:: Exercise ::
For the copy, please give all of the data again exactly and leave the pictures out.

(Stored items)

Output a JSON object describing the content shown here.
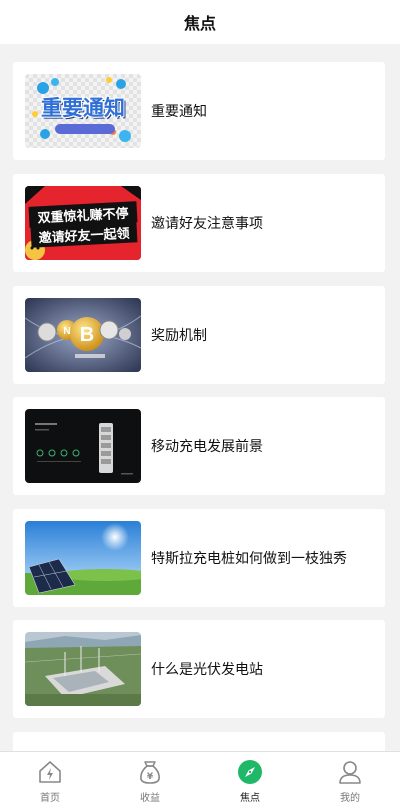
{
  "header": {
    "title": "焦点"
  },
  "articles": [
    {
      "title": "重要通知",
      "thumb_text": "重要通知"
    },
    {
      "title": "邀请好友注意事项",
      "thumb_text_line1": "双重惊礼赚不停",
      "thumb_text_line2": "邀请好友一起领"
    },
    {
      "title": "奖励机制"
    },
    {
      "title": "移动充电发展前景"
    },
    {
      "title": "特斯拉充电桩如何做到一枝独秀"
    },
    {
      "title": "什么是光伏发电站"
    }
  ],
  "tabbar": {
    "items": [
      {
        "label": "首页",
        "icon": "home-lightning-icon"
      },
      {
        "label": "收益",
        "icon": "yen-bag-icon"
      },
      {
        "label": "焦点",
        "icon": "compass-icon",
        "active": true
      },
      {
        "label": "我的",
        "icon": "user-icon"
      }
    ]
  },
  "colors": {
    "active_tab": "#1fb868",
    "inactive_icon": "#888888"
  }
}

:: Written solution ::
Output a JSON object describing the content shown here.
{
  "header": {
    "title": "焦点"
  },
  "articles": [
    {
      "title": "重要通知",
      "thumb_text": "重要通知"
    },
    {
      "title": "邀请好友注意事项",
      "thumb_text_line1": "双重惊礼赚不停",
      "thumb_text_line2": "邀请好友一起领"
    },
    {
      "title": "奖励机制"
    },
    {
      "title": "移动充电发展前景"
    },
    {
      "title": "特斯拉充电桩如何做到一枝独秀"
    },
    {
      "title": "什么是光伏发电站"
    }
  ],
  "tabbar": {
    "items": [
      {
        "label": "首页",
        "icon": "home-lightning-icon"
      },
      {
        "label": "收益",
        "icon": "yen-bag-icon"
      },
      {
        "label": "焦点",
        "icon": "compass-icon",
        "active": true
      },
      {
        "label": "我的",
        "icon": "user-icon"
      }
    ]
  },
  "colors": {
    "active_tab": "#1fb868",
    "inactive_icon": "#888888"
  }
}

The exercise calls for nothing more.